Once spring comes and melts away another brutal winter in the city, New York’s storied museums and younger upstart institutions begin to roll out their blockbuster shows. Here are the seven exhibitions we’re particularly looking forward to; they’re mostly local, with a few destination shows thrown in. And, as always, expect lines.
“Barnett Newman: The Late Work” at The Menil Collection in Houston
Barnett Newman’s father died in 1947, giving the artist another reminder of his own mortality—he nearly succumbed to a heart attack some years earlier. And so he set about working on more ambitious, emotionally titanic, aesthetically gut-busting masterworks. In 1966, he completed The Stations of the Cross,one of this country’s most canonical cultural offerings, and made crucial tinkerings to his practice that resulted in bold new work. He died of a heart attack in 1970. The Menil Collection will focus on this five-year period, and will be the first institution to do so. This is an incredible period for one of the greats. The essential show of the season. (March 27-August 2)

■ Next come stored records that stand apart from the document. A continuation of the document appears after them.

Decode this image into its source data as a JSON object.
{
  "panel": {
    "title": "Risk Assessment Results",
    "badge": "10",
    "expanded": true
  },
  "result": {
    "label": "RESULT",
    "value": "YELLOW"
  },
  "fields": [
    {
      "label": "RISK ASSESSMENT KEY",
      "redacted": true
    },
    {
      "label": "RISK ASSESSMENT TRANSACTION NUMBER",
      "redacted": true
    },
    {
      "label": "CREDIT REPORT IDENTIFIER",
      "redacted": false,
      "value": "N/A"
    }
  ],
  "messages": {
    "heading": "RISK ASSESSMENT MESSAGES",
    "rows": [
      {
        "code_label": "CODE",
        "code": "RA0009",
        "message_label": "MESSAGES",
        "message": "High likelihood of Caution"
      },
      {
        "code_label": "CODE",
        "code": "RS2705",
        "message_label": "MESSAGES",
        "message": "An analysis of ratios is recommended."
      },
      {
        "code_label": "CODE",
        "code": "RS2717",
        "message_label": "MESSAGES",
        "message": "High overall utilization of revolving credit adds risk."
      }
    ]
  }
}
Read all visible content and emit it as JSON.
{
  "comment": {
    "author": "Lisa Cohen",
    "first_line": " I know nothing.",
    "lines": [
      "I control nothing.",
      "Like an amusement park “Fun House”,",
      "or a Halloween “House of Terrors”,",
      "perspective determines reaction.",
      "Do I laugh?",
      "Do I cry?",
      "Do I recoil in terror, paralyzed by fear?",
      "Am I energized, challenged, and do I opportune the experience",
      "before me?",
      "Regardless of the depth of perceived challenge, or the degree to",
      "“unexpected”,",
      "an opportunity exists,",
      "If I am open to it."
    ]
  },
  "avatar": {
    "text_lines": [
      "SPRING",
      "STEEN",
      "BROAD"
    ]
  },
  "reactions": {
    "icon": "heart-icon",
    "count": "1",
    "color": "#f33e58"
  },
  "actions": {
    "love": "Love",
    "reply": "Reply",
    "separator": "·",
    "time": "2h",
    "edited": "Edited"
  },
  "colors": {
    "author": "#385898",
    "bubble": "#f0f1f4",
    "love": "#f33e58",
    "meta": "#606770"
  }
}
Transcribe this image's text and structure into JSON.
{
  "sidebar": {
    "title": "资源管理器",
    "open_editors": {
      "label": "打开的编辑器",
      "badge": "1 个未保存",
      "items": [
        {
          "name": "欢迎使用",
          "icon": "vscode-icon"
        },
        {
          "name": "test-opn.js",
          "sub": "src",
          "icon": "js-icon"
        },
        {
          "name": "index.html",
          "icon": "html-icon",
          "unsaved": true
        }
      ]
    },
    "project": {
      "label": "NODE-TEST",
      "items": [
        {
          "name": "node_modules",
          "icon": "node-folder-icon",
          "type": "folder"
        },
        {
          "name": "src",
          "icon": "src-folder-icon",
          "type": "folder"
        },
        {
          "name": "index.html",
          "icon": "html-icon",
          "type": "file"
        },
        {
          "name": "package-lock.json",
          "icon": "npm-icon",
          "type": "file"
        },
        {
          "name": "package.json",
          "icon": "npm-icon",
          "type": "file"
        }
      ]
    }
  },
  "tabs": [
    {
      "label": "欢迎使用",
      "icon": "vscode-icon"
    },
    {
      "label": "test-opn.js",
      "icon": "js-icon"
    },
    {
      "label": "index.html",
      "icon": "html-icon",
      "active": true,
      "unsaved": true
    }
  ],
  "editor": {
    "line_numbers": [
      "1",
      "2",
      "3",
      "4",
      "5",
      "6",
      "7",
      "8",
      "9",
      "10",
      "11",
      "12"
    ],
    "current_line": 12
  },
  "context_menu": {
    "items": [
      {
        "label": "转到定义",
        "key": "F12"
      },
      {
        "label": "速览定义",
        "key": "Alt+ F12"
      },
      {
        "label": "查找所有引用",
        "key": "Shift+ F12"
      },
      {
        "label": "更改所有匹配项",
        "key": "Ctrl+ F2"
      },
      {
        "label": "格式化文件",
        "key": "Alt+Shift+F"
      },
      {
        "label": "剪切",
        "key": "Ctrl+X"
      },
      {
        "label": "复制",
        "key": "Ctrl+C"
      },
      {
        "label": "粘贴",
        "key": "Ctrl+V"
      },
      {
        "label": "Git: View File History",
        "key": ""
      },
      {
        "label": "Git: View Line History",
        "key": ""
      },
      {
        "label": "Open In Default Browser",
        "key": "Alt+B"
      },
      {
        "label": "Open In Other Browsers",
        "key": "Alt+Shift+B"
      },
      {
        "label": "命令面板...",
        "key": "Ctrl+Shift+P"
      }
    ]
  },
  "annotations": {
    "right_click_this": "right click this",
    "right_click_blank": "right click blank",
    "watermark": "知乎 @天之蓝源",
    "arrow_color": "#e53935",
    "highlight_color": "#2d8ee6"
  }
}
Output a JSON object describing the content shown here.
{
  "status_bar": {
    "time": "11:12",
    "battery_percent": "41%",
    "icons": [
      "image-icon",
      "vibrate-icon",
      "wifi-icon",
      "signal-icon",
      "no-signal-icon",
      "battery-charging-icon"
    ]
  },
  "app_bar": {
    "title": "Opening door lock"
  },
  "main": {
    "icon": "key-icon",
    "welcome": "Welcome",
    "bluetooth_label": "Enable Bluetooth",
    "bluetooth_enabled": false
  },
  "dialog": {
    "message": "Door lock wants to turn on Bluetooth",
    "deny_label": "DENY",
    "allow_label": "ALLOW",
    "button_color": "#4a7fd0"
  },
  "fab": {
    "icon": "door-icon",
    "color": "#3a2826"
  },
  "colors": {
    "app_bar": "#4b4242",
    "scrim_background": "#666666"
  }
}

“Basquiat: The Unknown Notebooks” at the Brooklyn Museum
Though he’s associated most closely with the downtown Manhattan streets he tagged—Avenue A, the Bowery, Houston, Grand, etc.—Jean-Michel Basquiat grew up across the river in Brooklyn, in a relatively prosperous household in Boerum Hill. The Brooklyn Museum is honoring his home borough with a show of his notebooks, presented alongside paintings and sketches. (April 3-August 23)
“America is Hard to See” at the Whitney Museum of American Art
The first Instagrams of the view from the Whitney’s new Meatpacking District digs have started to trickle out, but no one knows exactly what the view of the art will be like. The work in the show is also a bit of a secret: The inaugural exhibition, “America is Hard to See,” will feature works from the permanent collection, with a muscle-flexing kitchen sink approach. And we’re sure it’s going to be wonderful—historic even—but the High Line in May is lousy with tourists. Avoid that entrance. (May 1 and on)
“China: Through the Looking Glass” at the Metropolitan Museum of Art
After showcasing the elegant white tie creations of couturier Charles James last year, the Anna Wintour Costume Center will display a blockbuster show of high-fashion confections based on the history and tapestry of China. Expect gowns by Chanel and Saint Laurent, jeweled and bedecked in jade, and plenty of porcelain. (May 7-August 16)
“Frida Kahlo: Art, Garden, Life” at the New York Botanical Garden
What could be a better match for the bright, big florals of the work of Frida Kahlo than the New York Botanical Garden? And so the masses will take the train up to the Bronx not for baseball, but instead for a bomber of a show, which will display a dozen of Kahlo’s classic works and even recreate her home and gardens within the park. We hear there will be a very topical and tropical margarita bar on the premises. Salud! (May 16-November 1)
“Yoko Ono: One Woman Show, 1960-1971” at the Museum of Modern Art
It’s been over 40 years since Yoko Ono staged what was to be her MoMA debut with “One Woman Show.” We say “what was to be” because when visitors arrived at the museum for the opening, there was no show, just a sign informing them that the artist—who had actually not been invited to exhibit—had released a jar of flies in the MoMA garden. There will probably be a few similarly subversive tricks during this show, the first comprehensive retrospective of the artist, focusing on the years of brave performance and installation work leading up to that stunt. Curated by Klaus Biesenbach and Christophe Cherix, the show features 125 works, from her early collaborations with La Monte Young and John Cage to the world-conquering pacifist iconography that she made with John Lennon. “Oh Yoko!” indeed. (May 17-September 7)
“Shirin Neshat: Facing History” at the Hirshhorn Museum and Sculpture Garden in Washington, D.C.
An important exhibition, and a big get for the D.C. museum, “Shirin Neshat: Facing History” will present the artist’s unapologetic take on the Islamic world, with the works from her “Women of Allah” series, video installations and two photography series made in the wake of the Arab Spring. (May 18-September 20)